Re: Debian decides to adopt time-based release freezes
Werner Baumann wrote:
> The two models as I can see them from the discussion so far:
> Model 1:
> Debian freezes in December
> Debian developers concentrate on fixing RC bugs
> Ubuntu developers concentrate on including newer versions of major
> software packages
> When the number of RC bugs in Debian is low enough Ubuntu freezes
> Ubuntu and Debian release at approximately the same time
> With this model Debian developers will bear the main burden of bug
> fixing while Ubuntu will use the time to integrate newer software
> Model 2:
> Debian and Ubuntu freeze at the same time (December?)
> Debian and Ubuntu developers coordinate in fixing RC bugs
> Debian and Ubuntu release at about the same time
> With this model the burden is shared and both operating system will be
> at the same state with respect to the main components. Differences will
> be according to different philosophy (questions asked by the installer,
> components and configuration of a standard installation, what is "user
> friendly"). There may be also differences in the versions of main
> software packages, but this differences would be clear at freeze time
> and due to different philosophy.
> While I think model 2 could prove useful for Debian and Ubuntu I can't
> see what Debian would gain from model 1. I believe this discussion
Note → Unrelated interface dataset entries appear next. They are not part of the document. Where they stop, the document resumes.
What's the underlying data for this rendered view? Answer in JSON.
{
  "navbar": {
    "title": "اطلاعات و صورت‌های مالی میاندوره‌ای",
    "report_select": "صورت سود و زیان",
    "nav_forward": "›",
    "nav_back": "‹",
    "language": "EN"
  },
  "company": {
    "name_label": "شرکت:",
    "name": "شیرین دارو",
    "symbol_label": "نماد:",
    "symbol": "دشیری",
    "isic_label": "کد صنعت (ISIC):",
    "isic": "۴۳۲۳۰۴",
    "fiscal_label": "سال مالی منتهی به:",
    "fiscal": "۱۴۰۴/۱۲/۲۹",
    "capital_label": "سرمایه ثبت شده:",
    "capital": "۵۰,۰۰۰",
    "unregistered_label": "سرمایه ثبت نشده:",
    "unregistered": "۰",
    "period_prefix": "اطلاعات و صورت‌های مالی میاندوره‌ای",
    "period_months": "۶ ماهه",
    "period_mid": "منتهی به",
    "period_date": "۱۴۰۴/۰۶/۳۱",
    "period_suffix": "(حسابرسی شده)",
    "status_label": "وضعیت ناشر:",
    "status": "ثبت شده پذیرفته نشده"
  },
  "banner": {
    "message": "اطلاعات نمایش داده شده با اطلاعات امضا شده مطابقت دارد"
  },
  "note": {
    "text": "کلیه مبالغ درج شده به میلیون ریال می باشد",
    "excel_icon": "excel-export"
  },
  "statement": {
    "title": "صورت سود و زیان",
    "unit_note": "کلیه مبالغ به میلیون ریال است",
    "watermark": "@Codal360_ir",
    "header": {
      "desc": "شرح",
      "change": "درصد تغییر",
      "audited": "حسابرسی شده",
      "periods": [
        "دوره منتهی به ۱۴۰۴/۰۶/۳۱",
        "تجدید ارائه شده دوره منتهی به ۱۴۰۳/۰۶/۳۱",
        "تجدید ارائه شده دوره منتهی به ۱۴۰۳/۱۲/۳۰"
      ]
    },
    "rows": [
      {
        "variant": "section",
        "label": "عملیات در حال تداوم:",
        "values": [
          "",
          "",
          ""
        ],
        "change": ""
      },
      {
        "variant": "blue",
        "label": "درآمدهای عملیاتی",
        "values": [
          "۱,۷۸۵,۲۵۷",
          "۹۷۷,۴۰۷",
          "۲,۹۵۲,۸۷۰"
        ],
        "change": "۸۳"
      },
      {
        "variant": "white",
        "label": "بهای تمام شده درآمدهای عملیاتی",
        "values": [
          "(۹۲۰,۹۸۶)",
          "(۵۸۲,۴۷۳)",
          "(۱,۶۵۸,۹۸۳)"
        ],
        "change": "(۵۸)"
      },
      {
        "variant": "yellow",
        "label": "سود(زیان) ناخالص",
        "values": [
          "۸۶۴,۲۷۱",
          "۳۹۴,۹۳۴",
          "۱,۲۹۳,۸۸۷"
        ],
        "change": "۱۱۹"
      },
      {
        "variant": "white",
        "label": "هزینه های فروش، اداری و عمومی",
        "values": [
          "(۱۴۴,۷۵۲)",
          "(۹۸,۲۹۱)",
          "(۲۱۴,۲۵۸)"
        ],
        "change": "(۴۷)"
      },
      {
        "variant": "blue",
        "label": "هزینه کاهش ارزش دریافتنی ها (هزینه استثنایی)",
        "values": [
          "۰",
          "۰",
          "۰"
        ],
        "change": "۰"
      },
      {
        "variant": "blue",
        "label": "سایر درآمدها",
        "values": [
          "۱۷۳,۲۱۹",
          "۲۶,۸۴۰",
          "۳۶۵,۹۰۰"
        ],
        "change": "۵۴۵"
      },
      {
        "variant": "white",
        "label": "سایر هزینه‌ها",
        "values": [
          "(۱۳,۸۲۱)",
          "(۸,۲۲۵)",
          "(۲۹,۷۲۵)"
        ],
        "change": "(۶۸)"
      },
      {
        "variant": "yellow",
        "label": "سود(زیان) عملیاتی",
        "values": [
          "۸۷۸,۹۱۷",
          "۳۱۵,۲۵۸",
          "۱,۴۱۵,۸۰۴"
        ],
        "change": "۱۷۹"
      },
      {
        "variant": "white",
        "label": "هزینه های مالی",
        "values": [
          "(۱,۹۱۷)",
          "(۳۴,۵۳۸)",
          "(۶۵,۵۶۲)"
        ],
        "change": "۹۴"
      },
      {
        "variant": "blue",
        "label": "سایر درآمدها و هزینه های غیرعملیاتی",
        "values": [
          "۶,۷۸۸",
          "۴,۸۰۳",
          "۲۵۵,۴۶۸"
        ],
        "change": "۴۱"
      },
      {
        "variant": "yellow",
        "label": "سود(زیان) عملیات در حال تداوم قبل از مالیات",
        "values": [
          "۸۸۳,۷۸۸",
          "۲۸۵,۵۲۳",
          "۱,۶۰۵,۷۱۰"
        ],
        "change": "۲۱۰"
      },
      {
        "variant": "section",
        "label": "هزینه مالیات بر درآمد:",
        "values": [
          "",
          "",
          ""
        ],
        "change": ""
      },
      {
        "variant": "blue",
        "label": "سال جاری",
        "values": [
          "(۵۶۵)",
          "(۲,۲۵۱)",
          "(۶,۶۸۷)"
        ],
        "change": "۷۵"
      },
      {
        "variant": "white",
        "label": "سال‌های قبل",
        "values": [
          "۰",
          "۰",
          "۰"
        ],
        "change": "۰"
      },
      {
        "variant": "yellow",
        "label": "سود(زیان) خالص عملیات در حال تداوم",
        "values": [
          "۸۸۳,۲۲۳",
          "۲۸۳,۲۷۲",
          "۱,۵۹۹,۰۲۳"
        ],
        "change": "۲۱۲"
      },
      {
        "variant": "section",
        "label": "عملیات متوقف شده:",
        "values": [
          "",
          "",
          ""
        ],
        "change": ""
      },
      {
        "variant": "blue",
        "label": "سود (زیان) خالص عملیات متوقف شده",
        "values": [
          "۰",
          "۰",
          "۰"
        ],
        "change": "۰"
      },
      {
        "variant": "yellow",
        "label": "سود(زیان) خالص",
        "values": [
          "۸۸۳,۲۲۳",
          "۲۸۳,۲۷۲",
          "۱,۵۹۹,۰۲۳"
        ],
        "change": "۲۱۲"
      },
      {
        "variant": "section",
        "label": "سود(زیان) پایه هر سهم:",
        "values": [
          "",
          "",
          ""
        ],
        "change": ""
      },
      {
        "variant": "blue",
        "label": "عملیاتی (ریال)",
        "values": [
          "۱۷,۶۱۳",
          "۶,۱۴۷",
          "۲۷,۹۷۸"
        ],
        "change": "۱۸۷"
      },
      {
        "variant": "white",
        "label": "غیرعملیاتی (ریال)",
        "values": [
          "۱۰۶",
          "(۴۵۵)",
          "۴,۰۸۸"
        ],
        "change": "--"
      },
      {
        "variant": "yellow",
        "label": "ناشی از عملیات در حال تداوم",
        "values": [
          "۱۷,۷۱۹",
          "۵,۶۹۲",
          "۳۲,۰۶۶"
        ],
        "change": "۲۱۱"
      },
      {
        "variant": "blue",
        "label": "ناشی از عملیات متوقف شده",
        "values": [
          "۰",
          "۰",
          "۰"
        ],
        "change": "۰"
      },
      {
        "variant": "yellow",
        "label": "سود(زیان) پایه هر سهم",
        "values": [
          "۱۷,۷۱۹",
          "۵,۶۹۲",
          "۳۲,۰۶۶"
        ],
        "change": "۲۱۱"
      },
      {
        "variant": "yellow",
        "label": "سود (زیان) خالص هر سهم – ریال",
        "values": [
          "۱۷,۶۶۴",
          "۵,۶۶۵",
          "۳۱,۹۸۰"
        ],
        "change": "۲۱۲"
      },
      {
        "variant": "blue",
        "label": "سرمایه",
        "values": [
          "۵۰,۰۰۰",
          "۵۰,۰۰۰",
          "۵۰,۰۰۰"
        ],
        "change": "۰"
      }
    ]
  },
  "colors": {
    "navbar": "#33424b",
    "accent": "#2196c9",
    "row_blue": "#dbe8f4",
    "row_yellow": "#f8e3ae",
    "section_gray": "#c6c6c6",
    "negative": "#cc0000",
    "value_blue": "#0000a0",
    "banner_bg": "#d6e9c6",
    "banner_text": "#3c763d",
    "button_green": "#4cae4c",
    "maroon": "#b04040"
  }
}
> would look very different if Ubuntu says it agrees on model 2.
We certainly agree on the idea that multiple distributions, and all the
major upstreams, would benefit from a coordinated freeze. If we sit down
and agree to use the same version of the kernel, for example, that helps
the kernel community plan their merge windows and merge criteria in a
way that they have never been able to do before.
It would be substantially easier to collaborate on RC (and non-RC) bug
fixes where the base versions of major components were the same.
That said, I don't believe that any distribution should feel compelled
to go with a particular version. If Mandriva really wants to go with a
different version of X, say, then all power to them. There will be
benefits to being on a common base with others, and there will sometimes
be benefits or constraints which mandate a delta for any particular
So, coordinated *freezes* make a lot of sense for distributions *and*
However, when it comes to the release, there are equally good reasons
for different distributions to take different approaches. We each have
different policies and focuses. We treat different issues as release
blockers. We are focused on different use cases. All of those will drive
differences in release dates.
So, I strongly support your Option 2 as the model, but I don't think it
leads to exactly the same freeze-and-release dates. It leads to a shared
freeze date where we establish how much common signalling we can send to
upstreams, followed by improved collaboration both with other
distributions and with upstreams, and varying release dates.
Is that a bad thing? Well, I think some people will say a distro is
*better* if it releases later. Others will say a distro is better if it
releases on a schedule. There have been so many distributions around for
so long and yet each of the majors, including both Debian and Ubuntu,
have loyal and passionate users. I don't think this is about trying to
convince users to switch - they believe in the brands they believe in,
to the credit of both groups, not to either detriment.